One day in May of last year I was at church and a gal I know, who is a teacher at a Montessori school came over to me and asked if I would consider being her assistant in her kindergarten class.
Just like that, someone offered me a job.
My kids could come with me. There was a full time preschool for Simon.
I had gone and looked at this school when Ben was four. I really, really wanted to send him there.
It just wasn’t financially feasible. Or even justifiable.
But now he could go there. For free.
After several conversations and much prayer, and after my sister said to me,
There are a lot of people looking for jobs right now. It seems like if someone is just handing one to you without your even looking for it, well then, you ought to take it if you can.
And so I did.
I said yes, I would love to be in a Montessori kindergarten classroom. For a season.
So I pulled out my skirts, bought some insanely comfortable shoes and dove in.
I started work a couple of weeks before my kids started school.
I was really nervous to meet the other teachers. I don’t make a great first impression. I also don’t interview well.
So it’s a lucky thing I never had to be interviewed.
Slowly, though, I got to know this group of great gals with whom I would spend the next year of my life.
For two weeks, we made labels and organized. We cleaned and dusted and rearranged furniture. And we laminated and cut things out. And we organized some more. I began to get excited.
And after two weeks, even though I really, really loved the laminating machine, I was ready for some kiddos.

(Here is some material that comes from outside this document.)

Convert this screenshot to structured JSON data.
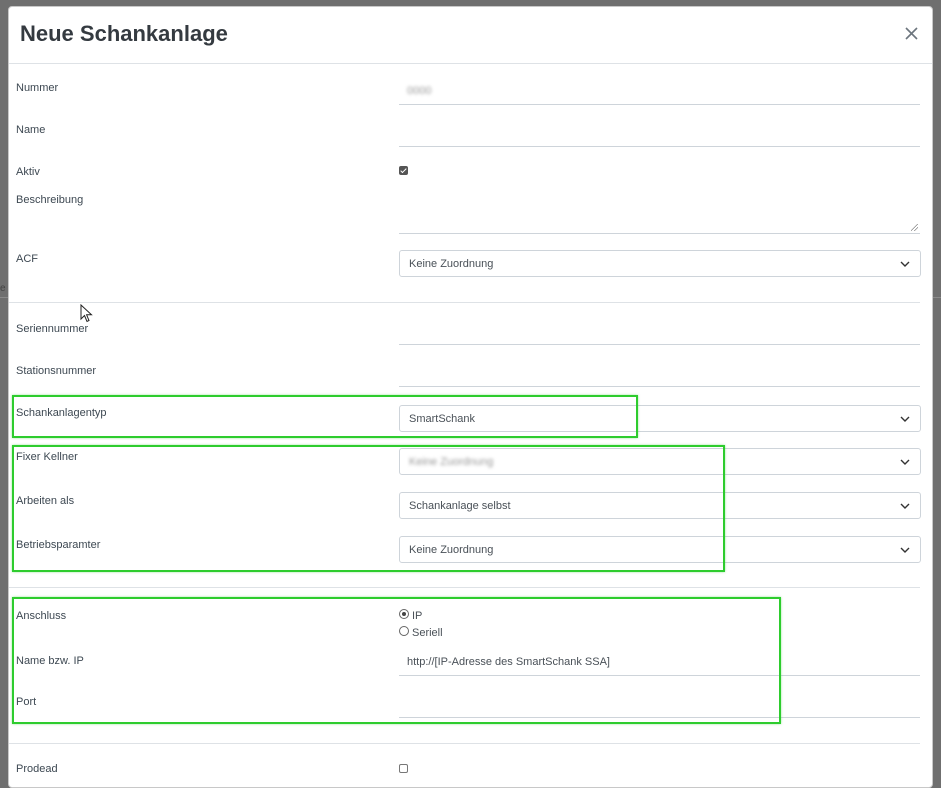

And so we began. Simon, Ben and me.
For the most part, we all loved school.
We had a few bumps on the move from public to Montessori for Ben.
He cried on the first day of school when the teacher said,
Write me a description of what you did this summer. Oh, and go ahead and write in cursive.
They start a little earlier with cursive in a Montessori school than they do in regular school,
about four years earlier.
His teacher quickly smoothed it over and made an exception for Ben.
Over time, he began to write in cursive.
And over time, we began to be able to read it.
Simon pretty much ate up the whole experience from the first day. He loved all the little routines. Lunch set up. Lunch. Lunch clean up. He even loved naptime.
I quickly settled into the rhythm of the days. Morning lessons, lunch and recess, dishes and afternoon jobs.
Being at school was not hard. The work had a mundane accomplish-ability about it that was refreshing. I never had to take any work home as an assistant.
Which was a blessing.
Because at home.
Well, that’s where things were a little fuzzier. And by fuzzy, I mean completely insane and out of control.
The first month I would come home and sit down because I wasn’t use to standing up all day, so I would just need to sit down for a minute.
Well, it turns out I really really needed to be hitting it in that minute. And the several that followed it in which I just could not. get. up.
Because BLINK it would be time for dinner and WHOA…how did it get to be time for football/soccer/random school event already?
And wait a minute it’s 11pm and I really should have done some laundry in there somewhere because I don’t think anyone has a clean uniform.
This is the point in the story where I tip my hat to the many, many women who do this kind of thing every. single. day. And who have been doing it for a long, long time.
Sometimes, when I would mention that I had started working in a school, people would look at me like hanging out with 20 kindergartners was sort of rough going. And I was so confused, because working at the Montessori school was downright relaxing compared to the rest of my day.
Over time, I began to get the hang of it.
And over time, I even felt a little bit less insane.
Put the load of laundry in the second you get home.
In the next second, start dinner.
Whatever you do, DO NOT SIT DOWN.
Keep energy bars around since there is no time for a snack.
Always make sure people bring their homework in the car, in case there is a spare minute to work on it.
Wave at husband as you pass each other at the house before one goes with one child to one event and the other with another child to a different event.
And this is the point in the story where I tip not just my hat but whatever the heck else I can possibly tip to the many, many women who are doing this all. by. themselves.
I can’t even think about how I would have done the last year without Taido, who picked up slack in all kinds of places, not the least of which was figuring out dinner on the many nights I dropped the ball.
I could not be more grateful that I married a man who can cook.